The Effects of Fluctuating Operation on Reverse Osmosis Membranes
datasetposted on 17.09.2013, 00:00 by B. (Brett) Ibbotson
Directly coupling renewable energy to reverse osmosis may be the most cost effective solution to supply potable water to remote and isolated areas that lack infrastructure and safe drinking water. These systems do not use batteries but rather operate only when sufficient energy is available and store any excess energy as water. Since reverse osmosis membranes are designed to be operated for continuous periods under constant power, it has been unclear how the fluctuating operation will affect the performance of the membranes. In these experiments, a small-scale reverse osmosis unit (maximum production 8 m3/day) was set up in the laboratory to continually recycle and treat a reservoir of artificial seawater (32 800 mg/L NaCl). The power of the high pressure pump feeding the reverse osmosis membranes is fluctuated corresponding to inputs of real wind data entered through an automated computer system. Measurements of pressure, permeate production and conductivity were continually recorded and used to determine if there were changes in the membrane permeability coefficient and salt rejection of the membrane resulting from fluctuating operation.
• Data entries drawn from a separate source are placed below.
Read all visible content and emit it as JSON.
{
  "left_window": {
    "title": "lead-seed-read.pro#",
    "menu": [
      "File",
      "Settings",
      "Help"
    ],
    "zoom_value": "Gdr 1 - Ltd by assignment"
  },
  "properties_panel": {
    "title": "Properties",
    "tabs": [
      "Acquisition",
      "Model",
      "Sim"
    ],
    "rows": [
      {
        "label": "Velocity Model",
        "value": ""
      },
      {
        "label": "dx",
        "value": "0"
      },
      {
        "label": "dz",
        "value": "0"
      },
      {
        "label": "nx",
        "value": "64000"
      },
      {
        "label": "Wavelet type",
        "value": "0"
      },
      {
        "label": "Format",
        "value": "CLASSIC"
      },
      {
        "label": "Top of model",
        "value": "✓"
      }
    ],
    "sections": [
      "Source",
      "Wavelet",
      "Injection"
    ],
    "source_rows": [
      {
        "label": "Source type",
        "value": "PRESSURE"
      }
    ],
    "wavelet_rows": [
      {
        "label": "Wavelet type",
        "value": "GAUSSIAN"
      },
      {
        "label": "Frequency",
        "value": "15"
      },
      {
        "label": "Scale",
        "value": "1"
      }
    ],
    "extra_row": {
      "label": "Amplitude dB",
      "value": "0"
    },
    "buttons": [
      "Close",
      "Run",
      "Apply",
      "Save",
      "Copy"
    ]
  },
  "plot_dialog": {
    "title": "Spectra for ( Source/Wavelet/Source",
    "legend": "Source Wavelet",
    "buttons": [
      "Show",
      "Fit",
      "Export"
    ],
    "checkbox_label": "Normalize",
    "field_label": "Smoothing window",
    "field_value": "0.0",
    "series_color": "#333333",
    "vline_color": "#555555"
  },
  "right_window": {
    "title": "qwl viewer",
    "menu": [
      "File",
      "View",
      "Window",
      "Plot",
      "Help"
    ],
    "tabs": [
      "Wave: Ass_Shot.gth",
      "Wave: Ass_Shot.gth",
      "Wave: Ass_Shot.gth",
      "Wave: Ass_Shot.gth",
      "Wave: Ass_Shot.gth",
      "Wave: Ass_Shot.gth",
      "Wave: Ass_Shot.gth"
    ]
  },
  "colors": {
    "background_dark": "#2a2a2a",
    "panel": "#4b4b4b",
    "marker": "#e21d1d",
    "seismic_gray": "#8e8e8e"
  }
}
After more than 650 hours of fluctuating operation, no deterioration of reverse osmosis membrane performance was observed.